The European Union (EU) is a unique political and economic partnership between 28 European countries that together cover much of the European continent. The EU has its roots in 1952, when six European countries committed to pooling their coal and steel industries in the aftermath of the Second World War, during the terrible post-war economic situation gripping the continent. The vision of the founders of the EU was to bring peace and prosperity to Europe by making European countries so interdependent that a new war between its members would become unthinkable.
Today, the EU is composed of 28 Member States. It has a common market of over 500 million citizens and represents the largest economy in the world. It is the first trading partner and the first foreign investor for almost every country in the globe. It has a common currency (the Euro) in 19 of its Member States and border-free travel over most of its territory. Internationally, the EU and its Member States are the largest donors of development assistance in the world, and key proponents of democracy, the promotion of human rights and peaceful resolution of conflicts.
In a rapidly changing world, the EU is faced with security challenges within and in its immediate neighbourhood and beyond. The Common Security and Defence Policy enables the Union to take a leading role in peace keeping operations, conflict prevention and in the strengthening of international security. The EU invests in regional orders, and in cooperation among and within regions, in win-win solutions, that move beyond the illusion that international politics can be a zero-sum game.

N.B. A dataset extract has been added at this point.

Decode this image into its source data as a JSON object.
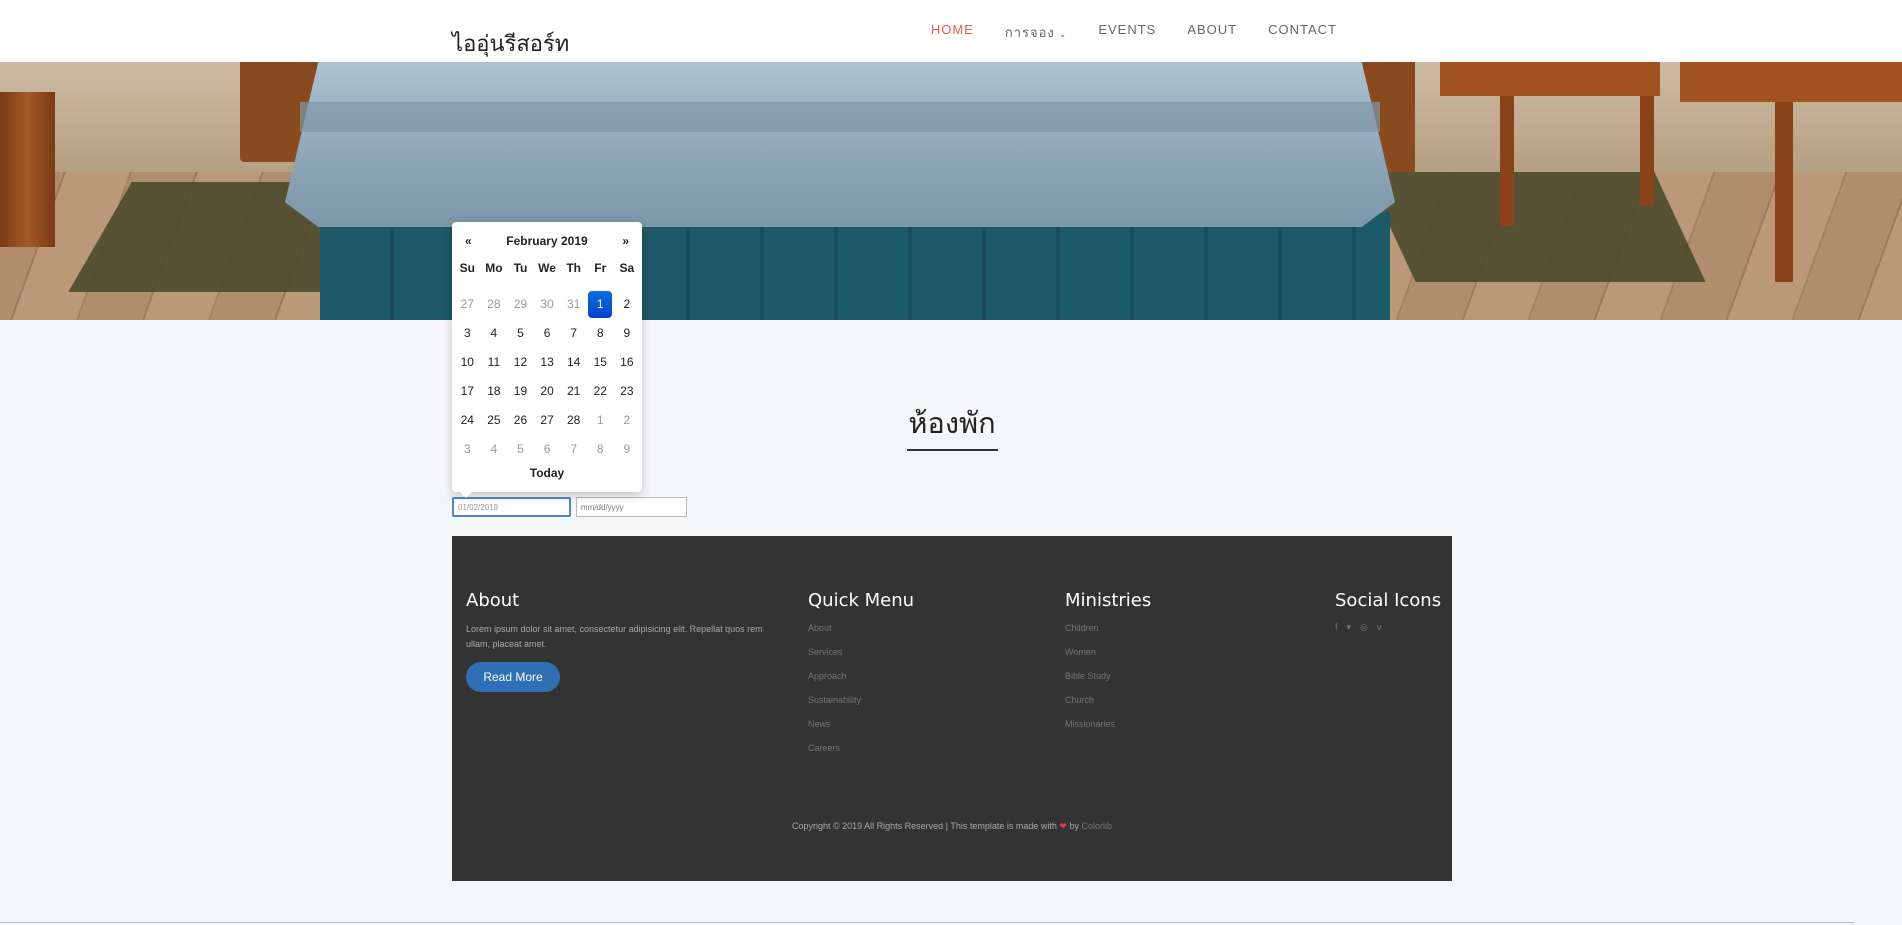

Together with its Member States, the EU invests more in development cooperation than the rest of the world combined. The EU acts globally to address the root causes of conflict and poverty, and to promote human rights. As a responsible global stakeholder, it reaches out to states, regional bodies and international organisations, working with core partners, like-minded countries and regional groupings. It forms partnerships with civil society and the private sector as key players in a networked world.